by Charlie Harte

Supplier Visits Important Clues About Prospective Suppliers
Several years ago a Business Leader Post article recommended visiting suppliers as often as feasibly possible.  The main reasons appear to be relationship building and the opportunity to discuss cost/scrap/quality and other production details that may be problematic.

Proficient Sourcing’s business is finding excellent sources for your manufacturing needs (mostly metal and plastic machining/fab work).  To fully appreciate what a supplier can contribute to your business, a visit to the facility making your items can be invaluable.  Especially if you value the free improvements that might come your way!  Always remember the good supplier will be continuously seeking better methods for making their output—it saves them money and maintains happy customers!

During such a visit, we strongly suggest carefully looking at the production floor itself. Some questions should be on a list of what to look for.  Mainly, does what you see there make sense?  Are things arranged in an apparently organized manner?  During your visit does the flow of materials and work seem efficient?  Then here are a few more things to observe:
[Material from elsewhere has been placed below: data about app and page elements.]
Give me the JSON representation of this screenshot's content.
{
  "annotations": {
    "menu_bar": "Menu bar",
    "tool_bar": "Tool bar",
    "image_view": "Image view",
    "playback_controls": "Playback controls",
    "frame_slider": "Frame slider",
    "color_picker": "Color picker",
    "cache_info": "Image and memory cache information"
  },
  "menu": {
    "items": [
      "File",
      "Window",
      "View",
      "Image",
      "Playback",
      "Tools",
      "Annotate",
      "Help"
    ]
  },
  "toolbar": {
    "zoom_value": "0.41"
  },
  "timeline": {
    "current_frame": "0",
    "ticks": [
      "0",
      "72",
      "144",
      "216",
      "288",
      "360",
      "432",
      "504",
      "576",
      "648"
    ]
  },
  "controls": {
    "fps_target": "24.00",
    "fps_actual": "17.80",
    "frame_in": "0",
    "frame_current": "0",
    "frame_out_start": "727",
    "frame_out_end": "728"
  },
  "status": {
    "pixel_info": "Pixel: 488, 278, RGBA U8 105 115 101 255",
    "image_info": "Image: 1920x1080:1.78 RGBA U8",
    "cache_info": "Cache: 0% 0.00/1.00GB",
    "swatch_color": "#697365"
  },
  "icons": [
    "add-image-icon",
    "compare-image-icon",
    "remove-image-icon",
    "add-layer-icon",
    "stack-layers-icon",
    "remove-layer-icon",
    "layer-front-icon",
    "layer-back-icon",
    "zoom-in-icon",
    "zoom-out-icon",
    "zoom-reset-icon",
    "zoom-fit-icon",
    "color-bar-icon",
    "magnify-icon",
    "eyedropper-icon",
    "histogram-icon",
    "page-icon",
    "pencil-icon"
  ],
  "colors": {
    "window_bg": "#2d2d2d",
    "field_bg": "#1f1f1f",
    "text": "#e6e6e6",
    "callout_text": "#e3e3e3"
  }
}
  1. How does anyone know what the item is that’s being worked on and just what is to be done? Do these instructions appear adequate and easily available?  You should expect the quality supplier’s work stations have job data that’s easily understood.  Perhaps you might not have the technical knowledge to translate such information, but you should see evidence that the work being done is traceable to a specific customer and work order.
  2. How do the people know if they are making the “right” thing? What is measured at each work station? If gauges are needed, are they handy and clearly identified? Is calibration involved and up to date?  Again, you may not have the specific knowledge to evaluate the details, but asking about calibration and it’s documentation is important.  Also, perhaps ask about the training for operators.  Sometimes that can lead to interesting results.
  3. If the item’s manufacture involves multiple steps or cells, how does each successive one know they are receiving a properly made item? Again, does the movement of batches of parts and materials appear to be efficient?  Do you see any evidence that production operations are stalled waiting for some material delivery or removal?
  4. Do you see evidence of work being set aside in order to permit some other work to be done? This suggests some work has priority over other work. You may be interested in when this happens.  Most job shops get conflicting requirements over time.  How do they decide who gets priority and does this decision making process make sense to you?  Will it meet your needs?  If you are to be a new customer, and if you contemplate a long term relationship, how do you get to become the first priority?
  5. Does the production area appear reasonably tidy? Are inventories and in-process items stored in such a way as to be easily identifiable?
  6. Perhaps as important as anything, what does the overall body language tell you about worker attitude?  Do people appear in good spirits and generally busy with something apparently productive?  If not, what does this indicate to you?

When people answer these questions you’ll get an immediate indication of the attention paid to the things the supplier believes are important. Do these standards conform to yours?

Our work strives to build a network of companies that will pass all these test with flying colors.  That’s what Proficient Sourcing delivers and we’d be delighted to prove it to you!  Just give us a call:  we’re ready when you are!

About the author 

Charlie Harte

I’ve built this business based upon my 30+ years in manufacturing sourcing and productivity improvements, where I’ve developed strong relationships with a network of local and global suppliers who’ve demonstrated on-time delivery, parts built to spec, excellent service and value. This means HAPPY CUSTOMERS!